WHAT TO PRODUCE -> The answer should consist of the records below, repeated exactly, and no pictures.

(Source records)
◆ ◆ ◆ ◆ ◆

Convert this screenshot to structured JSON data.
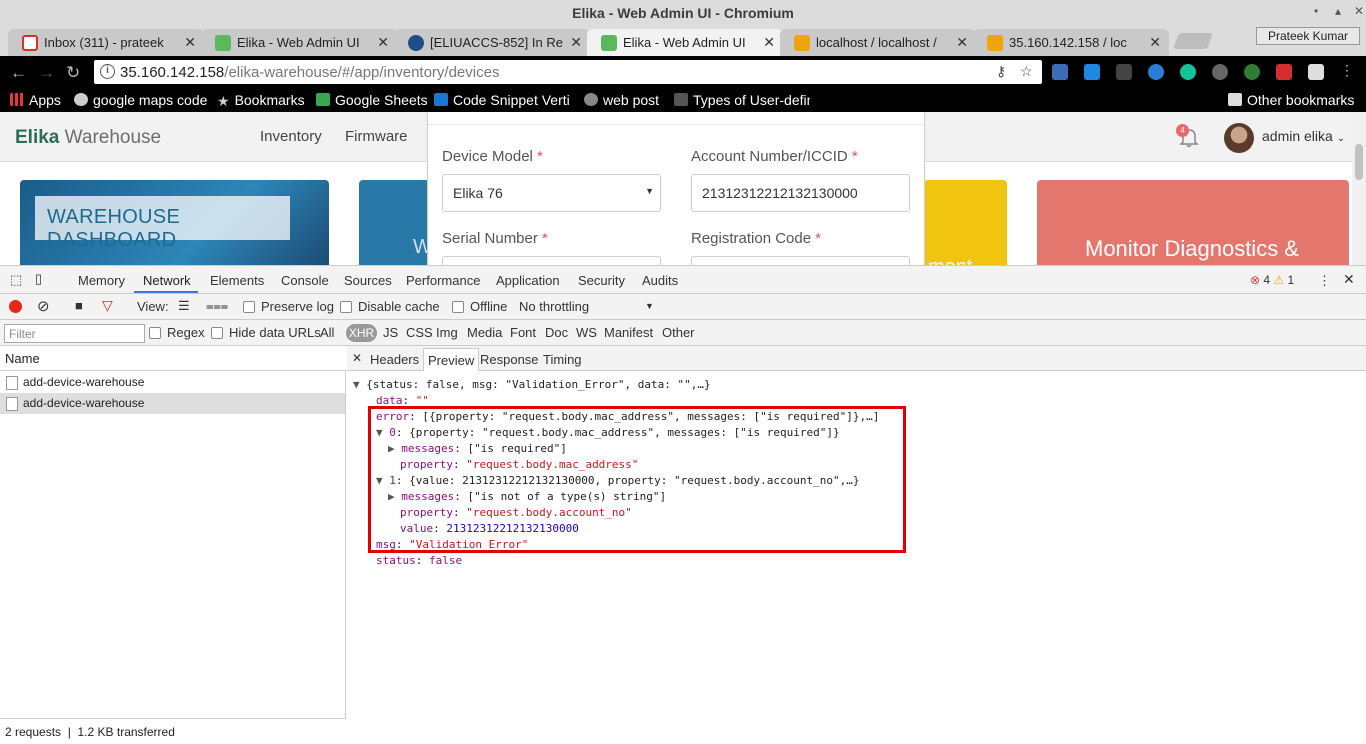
{
  "window": {
    "title": "Elika - Web Admin UI - Chromium",
    "profile": "Prateek Kumar"
  },
  "tabs": [
    {
      "label": "Inbox (311) - prateek"
    },
    {
      "label": "Elika - Web Admin UI"
    },
    {
      "label": "[ELIUACCS-852] In Re"
    },
    {
      "label": "Elika - Web Admin UI"
    },
    {
      "label": "localhost / localhost /"
    },
    {
      "label": "35.160.142.158 / loc"
    }
  ],
  "address": {
    "host": "35.160.142.158",
    "path": "/elika-warehouse/#/app/inventory/devices"
  },
  "bookmarks": {
    "items": [
      "Apps",
      "google maps code",
      "Bookmarks",
      "Google Sheets",
      "Code Snippet Verti",
      "web post",
      "Types of User-define"
    ],
    "other": "Other bookmarks"
  },
  "app": {
    "brand_strong": "Elika",
    "brand_rest": " Warehouse",
    "nav": [
      "Inventory",
      "Firmware"
    ],
    "notifications": "4",
    "user": "admin elika",
    "cards": {
      "dashboard": "WAREHOUSE DASHBOARD",
      "card2": "W",
      "card3": "ment",
      "card4": "Monitor Diagnostics &"
    }
  },
  "form": {
    "device_model_label": "Device Model",
    "device_model_value": "Elika 76",
    "account_label": "Account Number/ICCID",
    "account_value": "21312312212132130000",
    "serial_label": "Serial Number",
    "registration_label": "Registration Code",
    "required": "*"
  },
  "devtools": {
    "tabs": [
      "Memory",
      "Network",
      "Elements",
      "Console",
      "Sources",
      "Performance",
      "Application",
      "Security",
      "Audits"
    ],
    "errors": "4",
    "warnings": "1",
    "toolbar": {
      "view": "View:",
      "preserve_log": "Preserve log",
      "disable_cache": "Disable cache",
      "offline": "Offline",
      "throttling": "No throttling"
    },
    "filter": {
      "placeholder": "Filter",
      "regex": "Regex",
      "hide_data": "Hide data URLs",
      "types": [
        "All",
        "XHR",
        "JS",
        "CSS",
        "Img",
        "Media",
        "Font",
        "Doc",
        "WS",
        "Manifest",
        "Other"
      ]
    },
    "requests": {
      "header": "Name",
      "rows": [
        "add-device-warehouse",
        "add-device-warehouse"
      ],
      "status": "2 requests",
      "transferred": "1.2 KB transferred"
    },
    "detail_tabs": [
      "Headers",
      "Preview",
      "Response",
      "Timing"
    ],
    "preview": {
      "line1": "{status: false, msg: \"Validation_Error\", data: \"\",…}",
      "data_key": "data",
      "data_val": "\"\"",
      "error_key": "error",
      "error_summary": "[{property: \"request.body.mac_address\", messages: [\"is required\"]},…]",
      "e0_key": "0",
      "e0_summary": "{property: \"request.body.mac_address\", messages: [\"is required\"]}",
      "e0_messages": "[\"is required\"]",
      "e0_property": "\"request.body.mac_address\"",
      "e1_key": "1",
      "e1_summary": "{value: 21312312212132130000, property: \"request.body.account_no\",…}",
      "e1_messages": "[\"is not of a type(s) string\"]",
      "e1_property": "\"request.body.account_no\"",
      "e1_value": "21312312212132130000",
      "msg_key": "msg",
      "msg_val": "\"Validation_Error\"",
      "status_key": "status",
      "status_val": "false",
      "messages_key": "messages",
      "property_key": "property",
      "value_key": "value"
    }
  },
  "colors": {
    "brand": "#2b6d57",
    "highlight": "#e00000",
    "tab_active_underline": "#3879d9",
    "record": "#e8271c"
  }
}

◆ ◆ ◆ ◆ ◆

ANSWER TO THIS TASK ->
Convert this screenshot to structured JSON data.
{
  "window": {
    "title": "Elika - Web Admin UI - Chromium",
    "profile": "Prateek Kumar"
  },
  "tabs": [
    {
      "label": "Inbox (311) - prateek"
    },
    {
      "label": "Elika - Web Admin UI"
    },
    {
      "label": "[ELIUACCS-852] In Re"
    },
    {
      "label": "Elika - Web Admin UI"
    },
    {
      "label": "localhost / localhost /"
    },
    {
      "label": "35.160.142.158 / loc"
    }
  ],
  "address": {
    "host": "35.160.142.158",
    "path": "/elika-warehouse/#/app/inventory/devices"
  },
  "bookmarks": {
    "items": [
      "Apps",
      "google maps code",
      "Bookmarks",
      "Google Sheets",
      "Code Snippet Verti",
      "web post",
      "Types of User-define"
    ],
    "other": "Other bookmarks"
  },
  "app": {
    "brand_strong": "Elika",
    "brand_rest": " Warehouse",
    "nav": [
      "Inventory",
      "Firmware"
    ],
    "notifications": "4",
    "user": "admin elika",
    "cards": {
      "dashboard": "WAREHOUSE DASHBOARD",
      "card2": "W",
      "card3": "ment",
      "card4": "Monitor Diagnostics &"
    }
  },
  "form": {
    "device_model_label": "Device Model",
    "device_model_value": "Elika 76",
    "account_label": "Account Number/ICCID",
    "account_value": "21312312212132130000",
    "serial_label": "Serial Number",
    "registration_label": "Registration Code",
    "required": "*"
  },
  "devtools": {
    "tabs": [
      "Memory",
      "Network",
      "Elements",
      "Console",
      "Sources",
      "Performance",
      "Application",
      "Security",
      "Audits"
    ],
    "errors": "4",
    "warnings": "1",
    "toolbar": {
      "view": "View:",
      "preserve_log": "Preserve log",
      "disable_cache": "Disable cache",
      "offline": "Offline",
      "throttling": "No throttling"
    },
    "filter": {
      "placeholder": "Filter",
      "regex": "Regex",
      "hide_data": "Hide data URLs",
      "types": [
        "All",
        "XHR",
        "JS",
        "CSS",
        "Img",
        "Media",
        "Font",
        "Doc",
        "WS",
        "Manifest",
        "Other"
      ]
    },
    "requests": {
      "header": "Name",
      "rows": [
        "add-device-warehouse",
        "add-device-warehouse"
      ],
      "status": "2 requests",
      "transferred": "1.2 KB transferred"
    },
    "detail_tabs": [
      "Headers",
      "Preview",
      "Response",
      "Timing"
    ],
    "preview": {
      "line1": "{status: false, msg: \"Validation_Error\", data: \"\",…}",
      "data_key": "data",
      "data_val": "\"\"",
      "error_key": "error",
      "error_summary": "[{property: \"request.body.mac_address\", messages: [\"is required\"]},…]",
      "e0_key": "0",
      "e0_summary": "{property: \"request.body.mac_address\", messages: [\"is required\"]}",
      "e0_messages": "[\"is required\"]",
      "e0_property": "\"request.body.mac_address\"",
      "e1_key": "1",
      "e1_summary": "{value: 21312312212132130000, property: \"request.body.account_no\",…}",
      "e1_messages": "[\"is not of a type(s) string\"]",
      "e1_property": "\"request.body.account_no\"",
      "e1_value": "21312312212132130000",
      "msg_key": "msg",
      "msg_val": "\"Validation_Error\"",
      "status_key": "status",
      "status_val": "false",
      "messages_key": "messages",
      "property_key": "property",
      "value_key": "value"
    }
  },
  "colors": {
    "brand": "#2b6d57",
    "highlight": "#e00000",
    "tab_active_underline": "#3879d9",
    "record": "#e8271c"
  }
}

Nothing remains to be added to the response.